The experiences of Dr. George M. McCune, Clarence Weems, Jr., and other American Christians born in northern Korea who attempted to guide U.S. policy toward the peninsula during and immediately after World War II ended in great regret. Though virtually left out of the historical record — both in the United States and Korea — Robert Kim argues “they were ahead of their time when they sought to steer U.S. attention and efforts toward a country that few Americans knew and almost no U.S. officials considered to be significant. At minimum they should be remembered as a significant part of the history of American relations with Korea.” Their story is a saga of unconsummated heroism.
Unificationists recall that Reverend Sun Myung Moon, born in northern Korea in 1920, spent 1941-43 at an industrial college in Japan, 1944-45 in Korea, and after its division at the 38th parallel, took his public ministry to Pyongyang in mid-1946. One can only ponder the possibilities for his ministry if Korea had not been divided and were fully, or largely, under American occupation. Yet, one biography of him notes:
“[In postwar Korea] in this atmosphere of fervent Christianity, Rev. Moon’s original plan was not to start a separate denomination but to work with other Christians to build God’s kingdom on the earth. He worked hard to introduce his new revelations to existing Korean Christian churches. But his new teachings were not well received. American Christian missionaries disregarded him as an unschooled “country preacher.”

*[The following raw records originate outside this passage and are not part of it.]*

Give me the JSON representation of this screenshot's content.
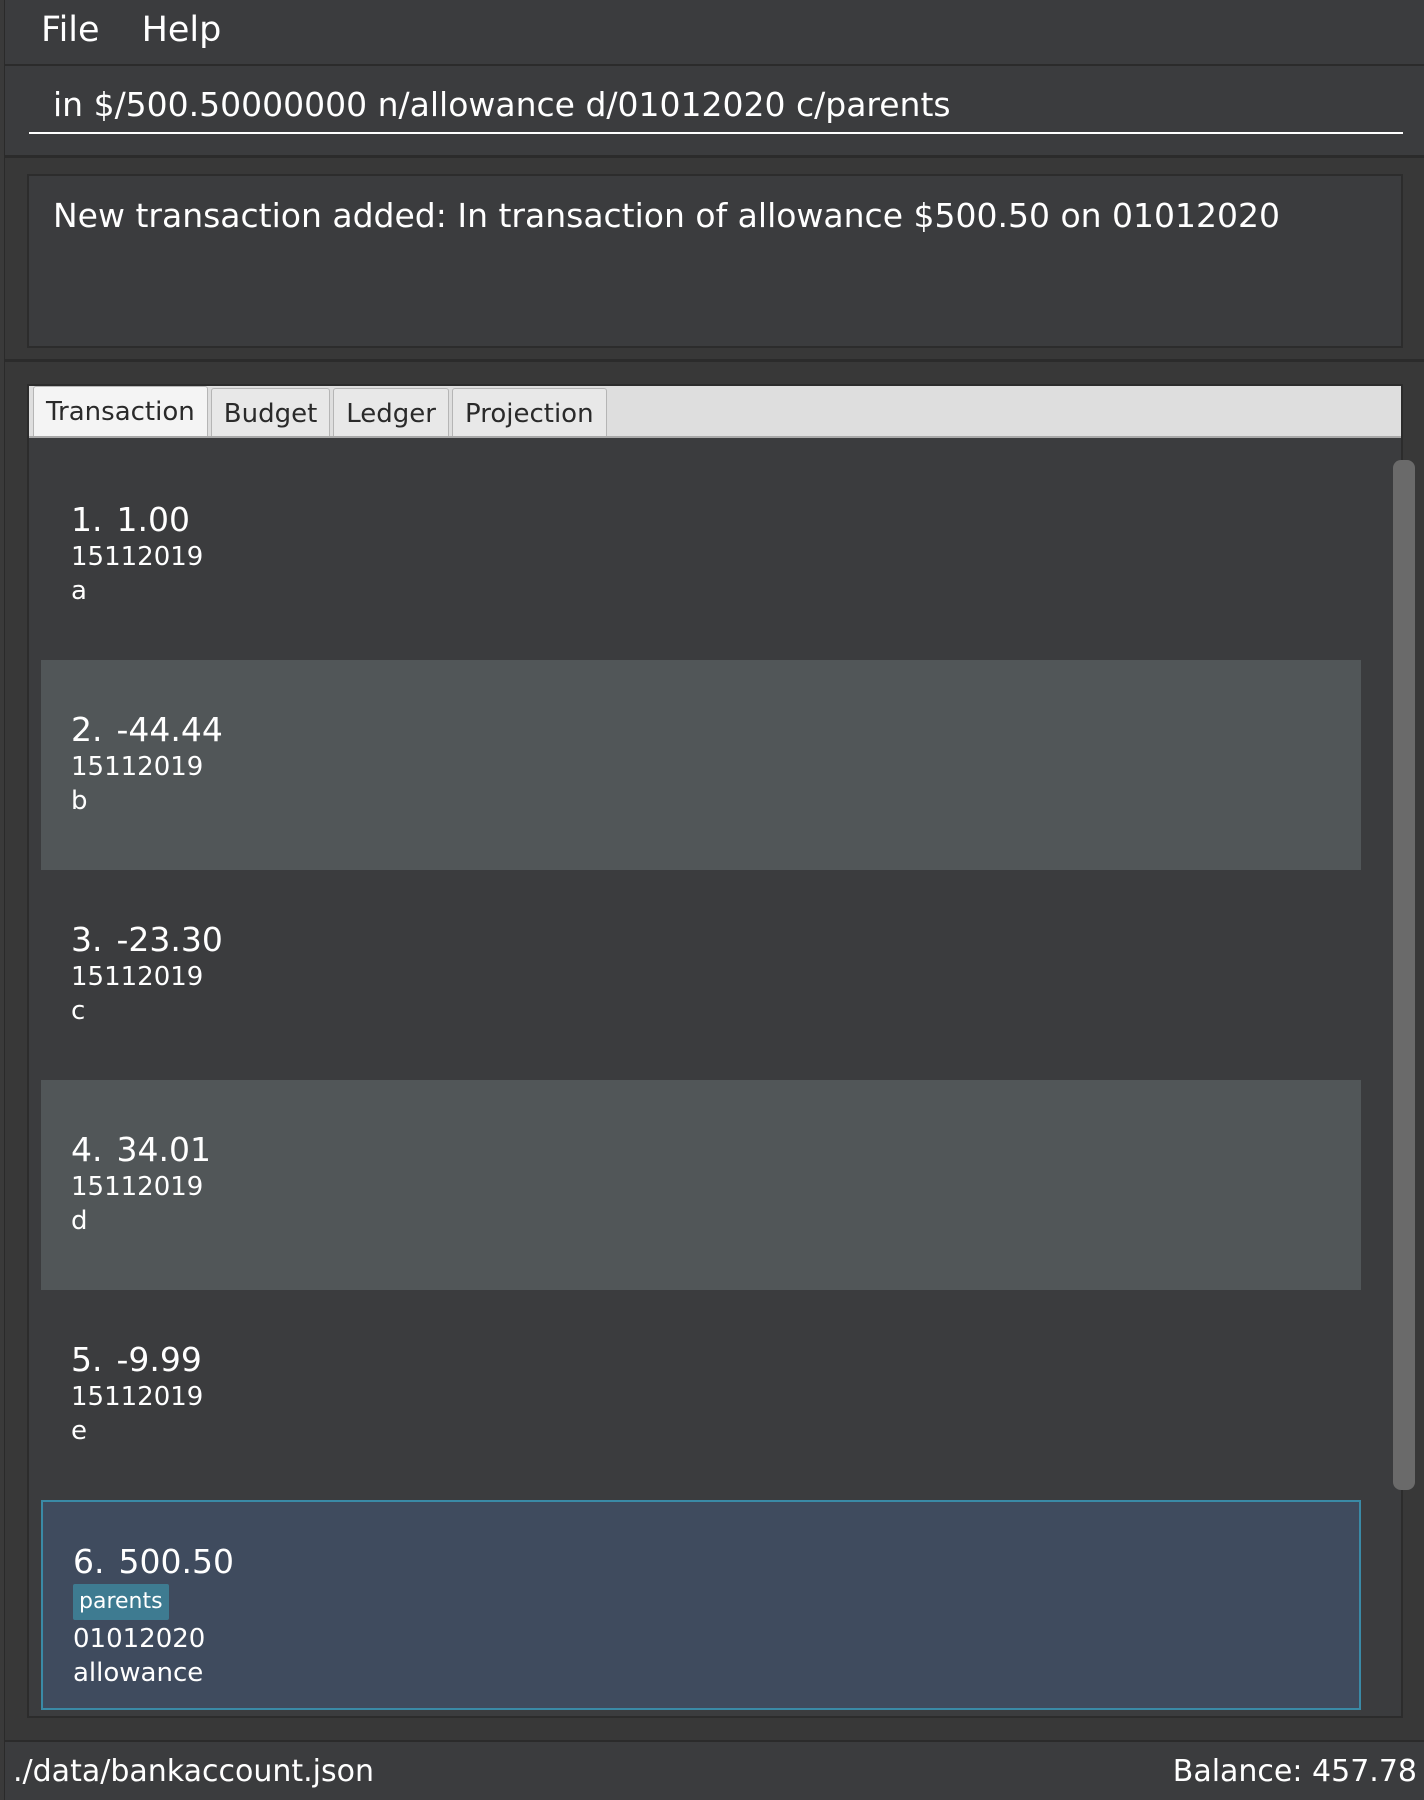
{
  "menu": {
    "file": "File",
    "help": "Help"
  },
  "command": {
    "value": "in $/500.50000000 n/allowance d/01012020 c/parents"
  },
  "result": {
    "message": "New transaction added: In transaction of allowance $500.50 on 01012020"
  },
  "tabs": [
    {
      "label": "Transaction",
      "active": true
    },
    {
      "label": "Budget"
    },
    {
      "label": "Ledger"
    },
    {
      "label": "Projection"
    }
  ],
  "transactions": [
    {
      "index": "1.",
      "amount": "1.00",
      "date": "15112019",
      "description": "a"
    },
    {
      "index": "2.",
      "amount": "-44.44",
      "date": "15112019",
      "description": "b"
    },
    {
      "index": "3.",
      "amount": "-23.30",
      "date": "15112019",
      "description": "c"
    },
    {
      "index": "4.",
      "amount": "34.01",
      "date": "15112019",
      "description": "d"
    },
    {
      "index": "5.",
      "amount": "-9.99",
      "date": "15112019",
      "description": "e"
    },
    {
      "index": "6.",
      "amount": "500.50",
      "tag": "parents",
      "date": "01012020",
      "description": "allowance",
      "selected": true
    }
  ],
  "status": {
    "path": "./data/bankaccount.json",
    "balance": "Balance: 457.78"
  }
}
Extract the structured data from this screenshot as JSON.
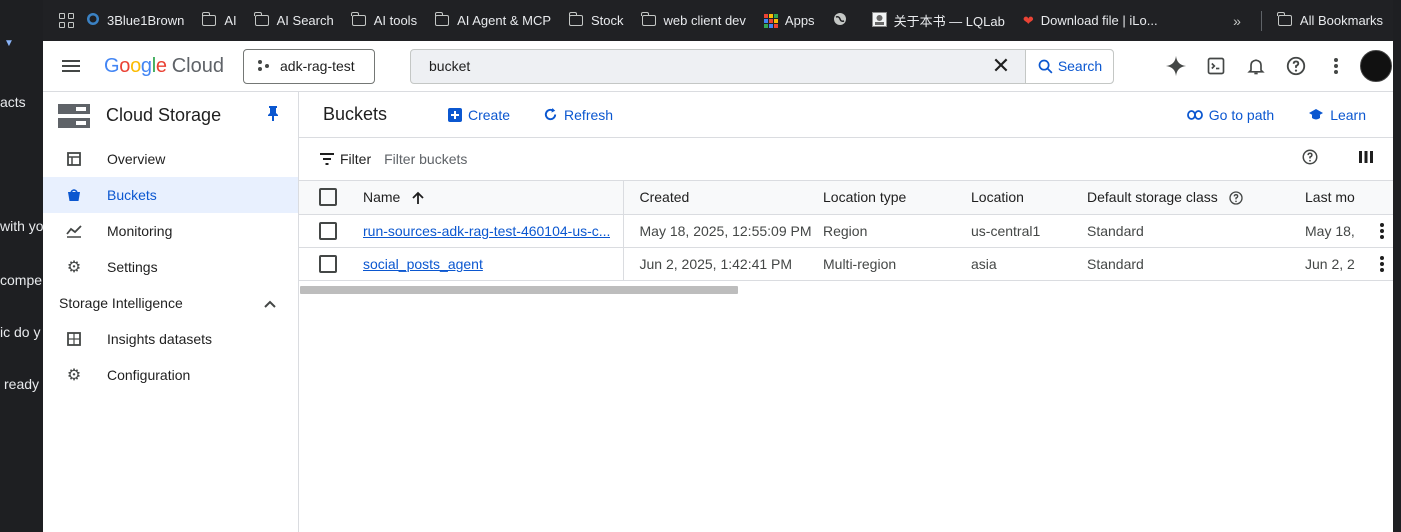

Theologically, even in an undivided and democratic Korea, it may have remained difficult for Rev. Moon’s teachings to be understood and accepted by returning American missionaries to (south) Korea, much less the majority of Korean Christians. Those U.S. missionaries, the last of whom were deported by the Japanese from Korea in 1942, had a decisive influence on the newly liberated Korean believers. Nonetheless, his task became far more difficult when the peninsula was divided for expediency’s sake, with a Soviet-backed regime in the north and an ineptly governed, divisive and corrupt administration in the south.
The U.S. blundered into the division and occupation of post-war Korea without the benefit of the available — and prepared — expertise. Ignorance of a country and relegating it to unimportance have consequences. Americans should remember that disregarding, minimizing or deprecating another people can come back to haunt us years and decades later. The tragedy of the Korean War after the clumsy and ineffectual American occupation in the south was one manifestation; today’s nuclear and missile crisis with North Korea is another.
The Korean people, who have suffered immensely over the past 120 years, and not known both full independence and national unity for most of that time, deserve far better. Unificationists, who regard Korea as the homeland of their faith, should understand the historical responsibility of the United States at this time of heightened danger on the peninsula.♦
Dr. Mark P. Barry is Managing Editor of the Applied Unificationism blog, Lecturer in Management at UTS, and Associate Editor of the International Journal on World Peace. He met the late President Kim Il Sung with the Summit Council for World Peace in 1994. Follow his Korean affairs Twitter feed @DrMarkPBarry.
Top photo: OSS Director William Donovan discussing Project Eagle with Korean and American officers in Xian, China in 1945 (courtesy U.S. Army Center of Military History).